AIA Lecturer/Host: Nicolle Hirschfeld

Associate Professor in the Department of Classical Studies at Trinity University

Nicolle Hirschfeld first traveled to the Mediterranean as a sophomore in high school, to Israel, and next as a sophomore in college to participate in a Haverford/Harvard course on ancient religions in Greece. That course ended with a visit to Delos but Nicolle stayed on and spent the next six weeks exploring Crete and the Peloponnese on a budget of $50 (total!). By the end of the summer she had visions of all-you-can-eat banquets and of becoming an archaeologist. Both dreams came true and now she is a well-fed Associate Professor in the Department of Classical Studies at Trinity University, a liberal arts college in San Antonio (TX). Her sought-after courses include a survey of Classical Archaeology, an investigation of Ancient Technologies, and “Pirates, Merchants, and Marines,” a look at Mediterranean history from the perspective of the sea.
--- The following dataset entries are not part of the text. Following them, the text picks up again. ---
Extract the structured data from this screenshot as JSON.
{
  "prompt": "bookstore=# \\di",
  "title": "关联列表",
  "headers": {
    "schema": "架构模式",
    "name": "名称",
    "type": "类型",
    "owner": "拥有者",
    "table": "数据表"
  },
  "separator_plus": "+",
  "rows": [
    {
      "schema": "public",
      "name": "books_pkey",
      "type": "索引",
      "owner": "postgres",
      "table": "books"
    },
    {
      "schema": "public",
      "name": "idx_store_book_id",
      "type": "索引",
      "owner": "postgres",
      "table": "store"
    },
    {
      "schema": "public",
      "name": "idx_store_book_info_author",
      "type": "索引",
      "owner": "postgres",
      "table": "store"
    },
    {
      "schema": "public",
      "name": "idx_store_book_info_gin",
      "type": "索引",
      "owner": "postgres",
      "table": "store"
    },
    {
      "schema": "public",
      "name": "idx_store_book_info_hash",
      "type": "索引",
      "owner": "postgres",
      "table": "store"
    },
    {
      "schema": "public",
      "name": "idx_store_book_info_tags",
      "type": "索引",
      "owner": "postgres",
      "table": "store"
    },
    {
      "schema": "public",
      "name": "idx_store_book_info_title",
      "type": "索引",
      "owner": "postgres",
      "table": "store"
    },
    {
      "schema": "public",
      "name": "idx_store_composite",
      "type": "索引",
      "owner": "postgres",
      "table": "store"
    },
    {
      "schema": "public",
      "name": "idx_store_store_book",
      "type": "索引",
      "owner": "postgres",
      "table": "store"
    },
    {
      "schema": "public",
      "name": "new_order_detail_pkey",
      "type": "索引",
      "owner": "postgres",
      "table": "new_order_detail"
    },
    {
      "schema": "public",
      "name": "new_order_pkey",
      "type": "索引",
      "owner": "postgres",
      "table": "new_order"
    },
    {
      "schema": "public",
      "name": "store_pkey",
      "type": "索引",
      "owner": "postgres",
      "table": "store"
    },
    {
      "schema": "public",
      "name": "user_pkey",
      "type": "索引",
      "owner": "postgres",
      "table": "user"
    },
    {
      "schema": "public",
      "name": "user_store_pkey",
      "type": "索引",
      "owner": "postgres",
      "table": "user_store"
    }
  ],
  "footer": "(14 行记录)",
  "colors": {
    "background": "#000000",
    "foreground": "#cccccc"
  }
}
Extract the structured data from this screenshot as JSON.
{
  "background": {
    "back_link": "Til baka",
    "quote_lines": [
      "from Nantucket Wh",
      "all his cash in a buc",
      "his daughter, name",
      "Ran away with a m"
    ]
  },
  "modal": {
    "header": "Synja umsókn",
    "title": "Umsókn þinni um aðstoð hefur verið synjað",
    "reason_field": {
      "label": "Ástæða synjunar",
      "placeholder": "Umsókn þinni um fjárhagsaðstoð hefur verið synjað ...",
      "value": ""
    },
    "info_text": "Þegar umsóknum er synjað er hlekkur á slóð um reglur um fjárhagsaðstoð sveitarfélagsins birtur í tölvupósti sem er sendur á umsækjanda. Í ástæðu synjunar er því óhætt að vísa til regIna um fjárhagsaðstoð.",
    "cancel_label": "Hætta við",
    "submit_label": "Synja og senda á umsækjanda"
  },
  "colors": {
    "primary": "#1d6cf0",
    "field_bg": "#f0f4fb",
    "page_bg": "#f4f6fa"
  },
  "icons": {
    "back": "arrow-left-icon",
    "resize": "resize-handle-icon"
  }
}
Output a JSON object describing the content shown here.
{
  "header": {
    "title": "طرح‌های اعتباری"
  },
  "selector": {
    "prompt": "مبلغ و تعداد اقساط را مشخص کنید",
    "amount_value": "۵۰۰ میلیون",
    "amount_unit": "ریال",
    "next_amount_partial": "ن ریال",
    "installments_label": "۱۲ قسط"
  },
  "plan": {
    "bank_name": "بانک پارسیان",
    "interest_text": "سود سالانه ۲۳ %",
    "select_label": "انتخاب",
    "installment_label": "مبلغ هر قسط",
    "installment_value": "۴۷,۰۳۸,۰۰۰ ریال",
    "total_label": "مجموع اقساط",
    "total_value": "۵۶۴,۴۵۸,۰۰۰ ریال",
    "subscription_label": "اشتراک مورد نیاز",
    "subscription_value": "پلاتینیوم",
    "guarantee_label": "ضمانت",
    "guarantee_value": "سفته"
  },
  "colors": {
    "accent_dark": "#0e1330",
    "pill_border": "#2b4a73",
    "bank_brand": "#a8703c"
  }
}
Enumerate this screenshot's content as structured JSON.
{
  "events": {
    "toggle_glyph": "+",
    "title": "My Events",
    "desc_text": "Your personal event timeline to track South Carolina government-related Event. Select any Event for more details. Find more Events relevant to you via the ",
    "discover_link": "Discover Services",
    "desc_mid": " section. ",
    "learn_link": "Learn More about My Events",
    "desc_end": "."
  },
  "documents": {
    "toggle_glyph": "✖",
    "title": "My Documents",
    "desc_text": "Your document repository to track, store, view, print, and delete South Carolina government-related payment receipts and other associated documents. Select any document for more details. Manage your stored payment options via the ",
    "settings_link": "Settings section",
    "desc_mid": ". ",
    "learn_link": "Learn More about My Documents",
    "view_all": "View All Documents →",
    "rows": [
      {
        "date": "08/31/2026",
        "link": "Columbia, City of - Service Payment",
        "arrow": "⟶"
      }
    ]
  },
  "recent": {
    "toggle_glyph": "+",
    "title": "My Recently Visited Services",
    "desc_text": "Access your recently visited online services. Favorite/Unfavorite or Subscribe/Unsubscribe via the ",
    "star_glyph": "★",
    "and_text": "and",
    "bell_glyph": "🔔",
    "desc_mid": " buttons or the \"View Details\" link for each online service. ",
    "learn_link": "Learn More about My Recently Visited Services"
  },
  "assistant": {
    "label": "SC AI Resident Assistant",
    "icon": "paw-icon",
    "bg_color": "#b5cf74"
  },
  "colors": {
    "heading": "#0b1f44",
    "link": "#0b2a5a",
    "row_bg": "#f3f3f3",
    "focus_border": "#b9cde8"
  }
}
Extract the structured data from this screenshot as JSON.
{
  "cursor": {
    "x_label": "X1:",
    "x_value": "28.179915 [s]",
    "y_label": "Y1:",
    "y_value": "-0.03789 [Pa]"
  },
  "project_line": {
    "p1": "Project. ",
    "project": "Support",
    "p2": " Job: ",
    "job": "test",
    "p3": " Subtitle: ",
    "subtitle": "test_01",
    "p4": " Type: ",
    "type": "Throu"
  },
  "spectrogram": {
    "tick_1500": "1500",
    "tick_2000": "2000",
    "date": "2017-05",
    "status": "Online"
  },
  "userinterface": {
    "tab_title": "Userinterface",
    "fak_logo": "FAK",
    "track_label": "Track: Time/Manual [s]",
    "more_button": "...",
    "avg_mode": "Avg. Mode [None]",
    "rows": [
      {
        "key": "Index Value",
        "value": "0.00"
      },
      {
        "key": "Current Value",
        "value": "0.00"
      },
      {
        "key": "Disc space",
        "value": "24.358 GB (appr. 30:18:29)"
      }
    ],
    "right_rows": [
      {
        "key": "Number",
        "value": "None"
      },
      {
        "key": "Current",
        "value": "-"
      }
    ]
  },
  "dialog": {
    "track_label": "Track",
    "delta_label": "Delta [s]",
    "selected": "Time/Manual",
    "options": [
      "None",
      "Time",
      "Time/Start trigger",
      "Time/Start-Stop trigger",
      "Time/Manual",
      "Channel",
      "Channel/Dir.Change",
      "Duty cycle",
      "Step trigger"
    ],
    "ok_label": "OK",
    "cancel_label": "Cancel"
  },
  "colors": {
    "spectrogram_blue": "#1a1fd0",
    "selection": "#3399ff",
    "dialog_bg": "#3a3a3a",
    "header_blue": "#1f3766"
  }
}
Nicolle has excavated at sites (underwater and terrestrial) throughout the eastern Mediterranean and dug through museum basements all over Europe, looking especially for material evidence of interactions among the different cultures of Late Bronze Age Greece, Anatolia, Levant, Cyprus, and Egypt. She is deeply (!) involved in the excavation and study of the ships that wrecked at Uluburun and Cape Gelidonya (Turkey) ca. 1300 and 1200 BC, roughly the era of Tutankhamun and the Trojan War, respectively. Nicolle received her B.A. from Bryn Mawr and her Ph.D. from the University of Texas at Austin, with an M.A. in nautical archaeology from Texas A&M University. She also spent a year at the American School of Classical Studies in Athens. Nicolle has long been involved with the Archaeological Institute of America, first as a student and then as a professional at local and national levels. She led her first archaeological tour for the AIA in 2011 and had so much fun that most summers she cannot resist the siren’s call to re-explore archaeological sites that fascinate her in the company of small groups of interested and interesting people.